The Quality of Legal Academics
“And the burned Fool’s bandaged finger goes wabbling back to the Fire,” as does my curiosity: I’m starting again to read what legal academics are saying. What are they saying?
Not much, as far as I can see.
Why is there so much bullshit in legal scholarship? Sure, there’s Posner and there’s Sunstein, and a few others (I’m behind the times, I know—I’ve been practicing law for too long). But most of this stuff is just trash. And there is just so much of it. How can the quality be so low?
Well, first off, legal scholarship hasn’t traditionally been quantitative. And it borders on politics and “policy,” which are basically just means of trying to persuade others to adopt your preferences.
Tyler Cowen was asked by a reader of his blog, “Which is the better profession—legal academic or economics professor?” Cowen’s answer:
You will have a greater chance to work with ideas and concepts [as a law professor]. A greater chance to write books and also to read them. You are more likely to strut, wear three-piece suits, and speak in stentorian tones. If I were starting out today, perhaps I would take that route, although I would fail at the strut and the suits. The pay is higher and upward mobility is easier to accomplish.
But overall the quality of intellectual debate is higher in the economics profession. In economics the return to rhetoric is lower and you can’t get away with blather. Your articles are refereed by your peers, and not by graduate students (well, it depends what journal you submit to…). The academic world of law has weaker quality filters, which of course also makes it more open to new ideas.
I’ll say it has weaker quality filters. One particularly notable feature of legal scholarship, I think, is Two Card Monte. To be fair, this shows up in many disciplines, and it is very effective. Here’s a diagnosis of how it works in computational neuroscience:
Two Card Monte: The street card game (shell game) played in academia: you sell the computer scientists that your model is an important contribution to biology, and you sell the biologists that your model is an important contribution to computer science. But it is neither. Works even better with more than two disciplines involved. The more remote they are, the better.

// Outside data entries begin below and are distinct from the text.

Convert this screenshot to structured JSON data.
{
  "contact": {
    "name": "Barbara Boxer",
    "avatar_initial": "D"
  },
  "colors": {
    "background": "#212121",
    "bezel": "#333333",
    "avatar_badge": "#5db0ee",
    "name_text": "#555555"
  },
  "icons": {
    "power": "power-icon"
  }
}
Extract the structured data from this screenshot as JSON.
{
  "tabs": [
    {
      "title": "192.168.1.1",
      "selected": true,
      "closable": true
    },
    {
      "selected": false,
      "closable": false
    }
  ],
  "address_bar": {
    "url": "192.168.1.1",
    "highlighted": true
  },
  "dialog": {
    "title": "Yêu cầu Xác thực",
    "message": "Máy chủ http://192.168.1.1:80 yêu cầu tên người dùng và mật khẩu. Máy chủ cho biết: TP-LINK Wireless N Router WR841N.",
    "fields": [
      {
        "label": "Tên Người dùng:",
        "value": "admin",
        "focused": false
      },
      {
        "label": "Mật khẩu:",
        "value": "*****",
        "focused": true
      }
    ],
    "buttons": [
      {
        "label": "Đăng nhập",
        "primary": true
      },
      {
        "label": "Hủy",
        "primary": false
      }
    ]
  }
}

This may partly explain why there are so many hybrid legal disciplines—law and economics, law and neuroscience, law and evolutionary psychology. It many ways, this is like literary “theory,” which doesn’t have much to talk about by itself (How much “theory” is really needed about literature? Not much), so it needs to grab material from other disciplines (bad philosophy, bad economics, bad psychology) as input for papers, lectures, books, and its other products.